--- Your objective ---
Repeat each entry below exactly as it stands.

--- Listed entries ---
--- START ---
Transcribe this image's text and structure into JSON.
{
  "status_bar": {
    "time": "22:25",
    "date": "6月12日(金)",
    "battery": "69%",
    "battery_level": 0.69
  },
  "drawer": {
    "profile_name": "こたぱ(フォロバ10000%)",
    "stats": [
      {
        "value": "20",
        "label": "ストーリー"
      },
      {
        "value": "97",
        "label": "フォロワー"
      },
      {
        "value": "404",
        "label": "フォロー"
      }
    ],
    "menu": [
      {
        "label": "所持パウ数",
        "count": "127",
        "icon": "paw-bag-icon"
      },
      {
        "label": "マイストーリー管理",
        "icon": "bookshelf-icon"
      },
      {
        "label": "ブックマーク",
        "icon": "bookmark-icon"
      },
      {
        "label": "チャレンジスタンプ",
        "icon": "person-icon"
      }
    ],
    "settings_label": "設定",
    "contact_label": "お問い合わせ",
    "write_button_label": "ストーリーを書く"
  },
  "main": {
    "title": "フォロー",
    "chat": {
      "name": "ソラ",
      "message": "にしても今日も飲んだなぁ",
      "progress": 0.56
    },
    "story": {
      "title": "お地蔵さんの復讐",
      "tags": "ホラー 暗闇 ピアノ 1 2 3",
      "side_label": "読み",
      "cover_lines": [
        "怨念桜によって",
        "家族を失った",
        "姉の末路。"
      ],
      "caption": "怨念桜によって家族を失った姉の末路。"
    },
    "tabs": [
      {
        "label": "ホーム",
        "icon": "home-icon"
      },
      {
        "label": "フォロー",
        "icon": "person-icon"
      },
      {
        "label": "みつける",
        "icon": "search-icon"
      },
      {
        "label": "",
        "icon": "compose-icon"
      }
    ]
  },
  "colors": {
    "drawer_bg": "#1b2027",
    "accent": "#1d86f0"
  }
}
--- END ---
--- Task result ---
Transcribe this image's text and structure into JSON.
{
  "status_bar": {
    "time": "22:25",
    "date": "6月12日(金)",
    "battery": "69%",
    "battery_level": 0.69
  },
  "drawer": {
    "profile_name": "こたぱ(フォロバ10000%)",
    "stats": [
      {
        "value": "20",
        "label": "ストーリー"
      },
      {
        "value": "97",
        "label": "フォロワー"
      },
      {
        "value": "404",
        "label": "フォロー"
      }
    ],
    "menu": [
      {
        "label": "所持パウ数",
        "count": "127",
        "icon": "paw-bag-icon"
      },
      {
        "label": "マイストーリー管理",
        "icon": "bookshelf-icon"
      },
      {
        "label": "ブックマーク",
        "icon": "bookmark-icon"
      },
      {
        "label": "チャレンジスタンプ",
        "icon": "person-icon"
      }
    ],
    "settings_label": "設定",
    "contact_label": "お問い合わせ",
    "write_button_label": "ストーリーを書く"
  },
  "main": {
    "title": "フォロー",
    "chat": {
      "name": "ソラ",
      "message": "にしても今日も飲んだなぁ",
      "progress": 0.56
    },
    "story": {
      "title": "お地蔵さんの復讐",
      "tags": "ホラー 暗闇 ピアノ 1 2 3",
      "side_label": "読み",
      "cover_lines": [
        "怨念桜によって",
        "家族を失った",
        "姉の末路。"
      ],
      "caption": "怨念桜によって家族を失った姉の末路。"
    },
    "tabs": [
      {
        "label": "ホーム",
        "icon": "home-icon"
      },
      {
        "label": "フォロー",
        "icon": "person-icon"
      },
      {
        "label": "みつける",
        "icon": "search-icon"
      },
      {
        "label": "",
        "icon": "compose-icon"
      }
    ]
  },
  "colors": {
    "drawer_bg": "#1b2027",
    "accent": "#1d86f0"
  }
}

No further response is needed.